* _Goal of the exercise_:
Your task is to find every line of the listing that includes "ラガーにゃん" and copy it.
Recorded data below:
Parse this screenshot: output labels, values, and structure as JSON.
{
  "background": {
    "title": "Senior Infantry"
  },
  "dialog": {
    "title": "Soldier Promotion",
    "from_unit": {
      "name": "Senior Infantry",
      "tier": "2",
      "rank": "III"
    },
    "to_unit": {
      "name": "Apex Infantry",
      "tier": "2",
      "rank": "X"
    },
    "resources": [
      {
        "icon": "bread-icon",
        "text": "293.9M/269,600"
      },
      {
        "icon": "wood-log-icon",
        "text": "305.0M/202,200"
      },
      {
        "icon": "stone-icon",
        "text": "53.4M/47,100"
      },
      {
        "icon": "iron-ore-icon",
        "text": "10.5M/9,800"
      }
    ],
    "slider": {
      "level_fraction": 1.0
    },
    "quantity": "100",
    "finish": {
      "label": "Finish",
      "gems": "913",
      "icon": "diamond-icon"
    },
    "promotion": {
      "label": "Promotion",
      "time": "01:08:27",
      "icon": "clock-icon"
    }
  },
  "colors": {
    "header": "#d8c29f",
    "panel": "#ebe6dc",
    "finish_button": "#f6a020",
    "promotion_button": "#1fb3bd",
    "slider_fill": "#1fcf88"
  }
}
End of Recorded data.
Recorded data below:
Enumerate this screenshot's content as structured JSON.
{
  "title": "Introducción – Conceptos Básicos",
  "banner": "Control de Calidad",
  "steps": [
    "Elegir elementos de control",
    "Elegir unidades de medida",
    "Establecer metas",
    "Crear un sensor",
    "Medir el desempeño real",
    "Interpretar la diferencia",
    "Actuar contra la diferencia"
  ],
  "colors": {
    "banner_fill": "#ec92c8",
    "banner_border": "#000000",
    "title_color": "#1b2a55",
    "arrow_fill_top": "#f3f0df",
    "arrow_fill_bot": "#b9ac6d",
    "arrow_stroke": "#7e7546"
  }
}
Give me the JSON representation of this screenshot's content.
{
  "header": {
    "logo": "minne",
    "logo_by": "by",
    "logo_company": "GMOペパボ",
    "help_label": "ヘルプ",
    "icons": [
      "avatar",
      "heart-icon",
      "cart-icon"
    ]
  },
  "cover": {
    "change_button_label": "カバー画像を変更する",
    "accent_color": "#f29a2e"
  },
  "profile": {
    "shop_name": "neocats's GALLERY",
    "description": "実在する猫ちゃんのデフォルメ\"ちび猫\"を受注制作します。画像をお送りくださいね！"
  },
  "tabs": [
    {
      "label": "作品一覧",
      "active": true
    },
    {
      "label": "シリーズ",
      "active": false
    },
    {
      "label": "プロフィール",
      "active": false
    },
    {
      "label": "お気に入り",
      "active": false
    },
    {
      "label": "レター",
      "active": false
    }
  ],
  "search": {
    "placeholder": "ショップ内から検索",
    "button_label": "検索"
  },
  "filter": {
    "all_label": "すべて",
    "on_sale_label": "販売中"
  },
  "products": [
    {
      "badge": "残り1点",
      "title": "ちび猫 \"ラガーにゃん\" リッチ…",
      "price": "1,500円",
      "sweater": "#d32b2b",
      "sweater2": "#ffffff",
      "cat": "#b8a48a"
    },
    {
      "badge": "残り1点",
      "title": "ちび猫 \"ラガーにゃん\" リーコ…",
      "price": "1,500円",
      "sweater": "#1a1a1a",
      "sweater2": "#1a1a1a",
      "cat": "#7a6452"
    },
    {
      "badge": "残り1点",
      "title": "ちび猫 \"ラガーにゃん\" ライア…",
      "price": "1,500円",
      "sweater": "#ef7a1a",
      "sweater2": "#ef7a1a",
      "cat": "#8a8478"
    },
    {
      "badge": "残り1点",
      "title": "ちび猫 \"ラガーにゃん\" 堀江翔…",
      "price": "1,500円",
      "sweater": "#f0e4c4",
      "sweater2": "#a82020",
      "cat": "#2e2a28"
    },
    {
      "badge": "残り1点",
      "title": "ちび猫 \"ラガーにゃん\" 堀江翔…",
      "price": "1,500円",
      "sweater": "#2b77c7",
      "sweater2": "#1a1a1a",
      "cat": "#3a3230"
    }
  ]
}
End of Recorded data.
* _Exercise solution_:
      "title": "ちび猫 \"ラガーにゃん\" リッチ…",
      "title": "ちび猫 \"ラガーにゃん\" リーコ…",
      "title": "ちび猫 \"ラガーにゃん\" ライア…",
      "title": "ちび猫 \"ラガーにゃん\" 堀江翔…",
      "title": "ちび猫 \"ラガーにゃん\" 堀江翔…",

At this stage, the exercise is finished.